This savoury upside-down tart replaces the traditional apple topping with vitamin K-rich caramelized endive.
1 cup (250 mL) whole wheat pastry flour
1/4 tsp (1 mL) sea salt
1/2 tsp (2 mL) dried Italian herb seasoning
2 Tbsp (30 mL) extra-virgin olive oil
1/4 cup (60 mL) water
1 Tbsp (15 mL) honey
3 Tbsp (45 mL) orange juice
1 Tbsp (15 mL) extra-virgin olive oil
2 sprigs fresh thyme
6 heads of endive, trimmed and halved lengthwise
1/4 tsp (1 mL) salt
1/4 tsp (1 mL) freshly ground black pepper
3 Tbsp (45 mL) red wine vinegar
For crust, in medium-sized bowl, whisk together flour, salt, and Italian seasoning. Make well in flour mixture and add oil and water. Mix with fork, until liquid has been absorbed, and knead dough in bowl until it comes together in a ball. Wrap in plastic wrap and refrigerate at least 20 minutes.
Preheat oven to 400 F (200 C).
For endive topping, in 8 in (20 cm) frying pan over medium heat stir together honey, orange juice, olive oil, and thyme and bring to a simmer. Lay endive, cut side down, into the pan (it will be a tight fit) and sprinkle with salt and pepper. Cover, reduce heat to low, and cook endive, turning occasionally, until soft and caramelized, about 20 minutes. Uncover, add vinegar, increase heat to medium, and let liquid reduce to a glaze, about 5 minutes.
While endive is cooking, roll out pastry onto lightly floured work surface to form a 10 in (25 cm) diameter disk.
Discard thyme and top caramelized endive with pastry. Bake until pastry is golden brown, about 20 to 25 minutes. Let tatin cool 5 minutes before running a knife around edge of frying pan and turning it out onto cutting board or serving plate. Serve warm or at room temperature.
Each serving contains:
162 calories; 4 g protein; 8 g total fat (1 g sat. fat, 0 g trans fat); 22 g carbohydrates; 6 g fibre; 218 mg sodium
Source: "Winter harvest", alive #350, December 2011
This vibrant soup is a soul-soothing hug in a bowl. Blue and purple fruits and vegetables contain powerful antioxidants called anthocyanins that promote health and proper brain function. Apple swap Try swapping out the apples in this recipe for pears. Just like the apples, the subtle sweetness of pears helps balance out the earthiness of the cabbage.
Deep green fruits and vegetables are high on the list of health-promoting foods. Green foods have been shown to contain high amounts of antioxidants and nutrients that promote good cardiovascular health and can inhibit certain carcinogens.
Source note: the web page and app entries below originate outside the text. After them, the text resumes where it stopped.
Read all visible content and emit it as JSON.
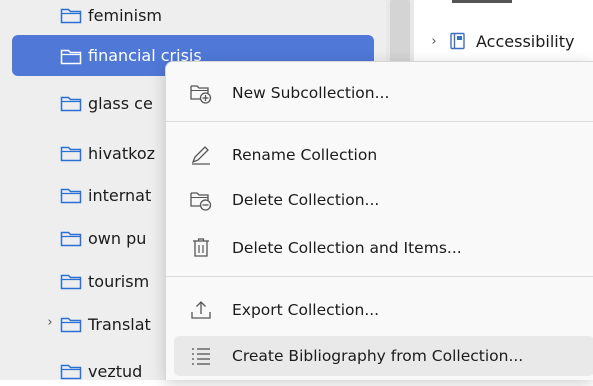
{
  "sidebar": {
    "items": [
      {
        "label": "feminism"
      },
      {
        "label": "financial crisis"
      },
      {
        "label": "glass ce"
      },
      {
        "label": "hivatkoz"
      },
      {
        "label": "internat"
      },
      {
        "label": "own pu"
      },
      {
        "label": "tourism"
      },
      {
        "label": "Translat"
      },
      {
        "label": "veztud"
      }
    ]
  },
  "right_pane": {
    "row_label": "Accessibility"
  },
  "context_menu": {
    "items": [
      {
        "label": "New Subcollection...",
        "icon": "new-subcollection-icon"
      },
      {
        "label": "Rename Collection",
        "icon": "rename-pencil-icon"
      },
      {
        "label": "Delete Collection...",
        "icon": "delete-collection-icon"
      },
      {
        "label": "Delete Collection and Items...",
        "icon": "trash-icon"
      },
      {
        "label": "Export Collection...",
        "icon": "export-icon"
      },
      {
        "label": "Create Bibliography from Collection...",
        "icon": "bibliography-list-icon"
      }
    ]
  },
  "colors": {
    "selection": "#4f78d7",
    "sidebar_bg": "#eeeeee",
    "menu_bg": "#f9f9f9",
    "menu_hover": "#e9e9e9"
  }
}
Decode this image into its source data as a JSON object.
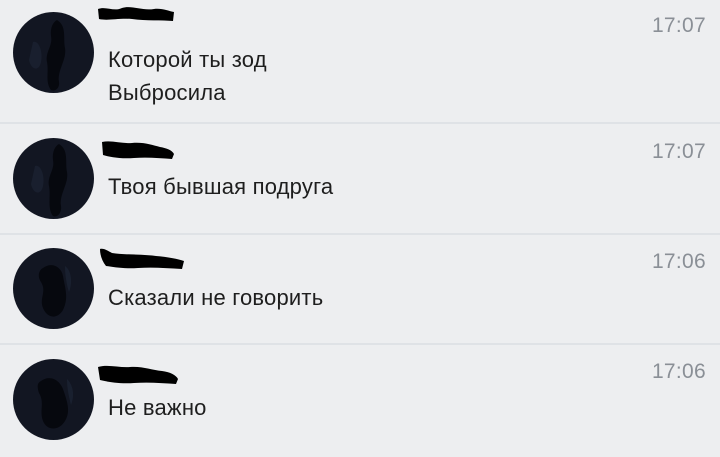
{
  "dialogs": [
    {
      "time": "17:07",
      "lines": [
        "Которой ты зод",
        "Выбросила"
      ],
      "avatar_icon": "user-avatar-icon",
      "name_redacted": true
    },
    {
      "time": "17:07",
      "lines": [
        "Твоя бывшая подруга"
      ],
      "avatar_icon": "user-avatar-icon",
      "name_redacted": true
    },
    {
      "time": "17:06",
      "lines": [
        "Сказали не говорить"
      ],
      "avatar_icon": "user-avatar-icon",
      "name_redacted": true
    },
    {
      "time": "17:06",
      "lines": [
        "Не важно"
      ],
      "avatar_icon": "user-avatar-icon",
      "name_redacted": true
    }
  ],
  "colors": {
    "background": "#edeef0",
    "divider": "#dfe2e6",
    "time_text": "#8a8f96",
    "message_text": "#1e1e1e",
    "avatar_fill": "#121622",
    "redaction": "#000000"
  }
}
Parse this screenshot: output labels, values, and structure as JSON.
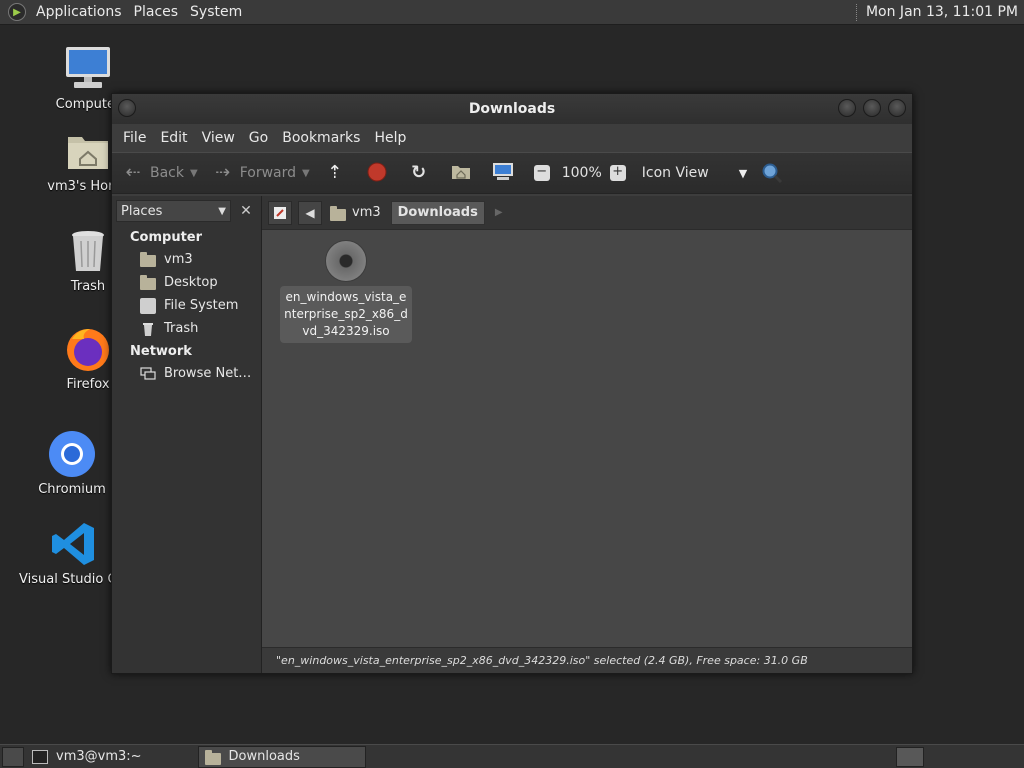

Serve this frittata alongside a leafy green salad for an unbeatable green culinary experience. Versatile leftovers Any leftover frittata makes a wonderful filling for a sandwich along with other thinly sliced vegetables you have on hand and a smear of hummus.
This creamy dip will be your go-to for dunking vegetables or for spooning over roast chicken or root vegetables as a sauce. Compounds found in fennel have been shown to stimulate the production of T-cells in our body, which, in turn, may help improve our immune response to infections. If white is right If you would like to stay on the white theme, try serving this dip with an array of white vegetables such as endive leaves, jicama sticks, daikon rounds, steamed nugget potatoes, and cauliflower florets.
The stars of this delicious curry dish are yellow and orange fruits and vegetables, which are high in a form of carotenoids called xanthophylls. These compounds have more of a yellow pigment as opposed to their orangier cousins, the carotenes. While a powerful antioxidant, xanthophylls are mostly associated with maintaining good eye health. Mix and match This curry is easily adaptable to whichever vegetables you have on hand. Experiment to find your favourite combination.